The reply should be the records repeated exactly, without any images.

........

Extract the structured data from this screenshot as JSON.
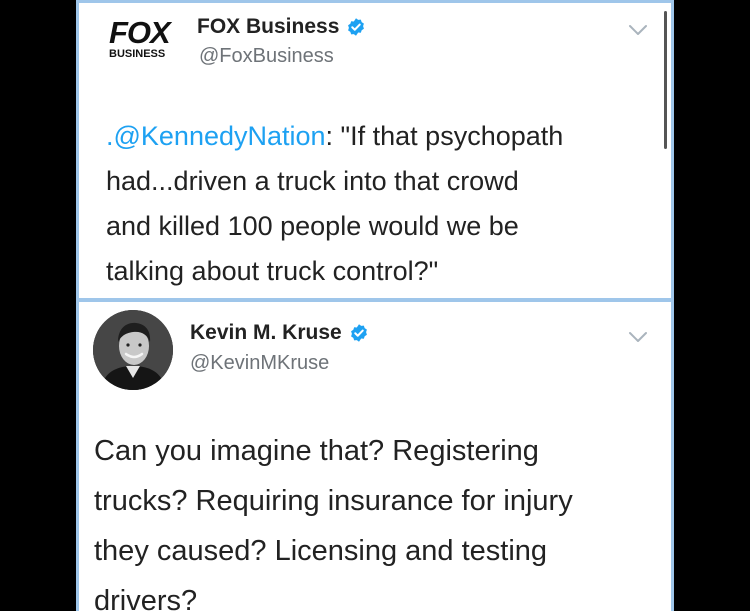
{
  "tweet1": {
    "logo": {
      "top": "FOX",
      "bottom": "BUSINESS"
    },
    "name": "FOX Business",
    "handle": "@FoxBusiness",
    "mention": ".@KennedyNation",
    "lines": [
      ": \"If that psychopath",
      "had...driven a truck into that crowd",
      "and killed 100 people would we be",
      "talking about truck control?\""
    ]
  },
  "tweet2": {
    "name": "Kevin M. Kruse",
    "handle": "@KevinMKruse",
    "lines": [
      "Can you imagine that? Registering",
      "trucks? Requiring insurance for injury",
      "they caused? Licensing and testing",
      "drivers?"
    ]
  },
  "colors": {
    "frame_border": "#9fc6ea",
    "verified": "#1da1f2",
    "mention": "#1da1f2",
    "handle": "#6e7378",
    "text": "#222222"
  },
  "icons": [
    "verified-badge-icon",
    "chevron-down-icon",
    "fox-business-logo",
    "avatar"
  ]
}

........

**Expected output**
Extract the structured data from this screenshot as JSON.
{
  "tweet1": {
    "logo": {
      "top": "FOX",
      "bottom": "BUSINESS"
    },
    "name": "FOX Business",
    "handle": "@FoxBusiness",
    "mention": ".@KennedyNation",
    "lines": [
      ": \"If that psychopath",
      "had...driven a truck into that crowd",
      "and killed 100 people would we be",
      "talking about truck control?\""
    ]
  },
  "tweet2": {
    "name": "Kevin M. Kruse",
    "handle": "@KevinMKruse",
    "lines": [
      "Can you imagine that? Registering",
      "trucks? Requiring insurance for injury",
      "they caused? Licensing and testing",
      "drivers?"
    ]
  },
  "colors": {
    "frame_border": "#9fc6ea",
    "verified": "#1da1f2",
    "mention": "#1da1f2",
    "handle": "#6e7378",
    "text": "#222222"
  },
  "icons": [
    "verified-badge-icon",
    "chevron-down-icon",
    "fox-business-logo",
    "avatar"
  ]
}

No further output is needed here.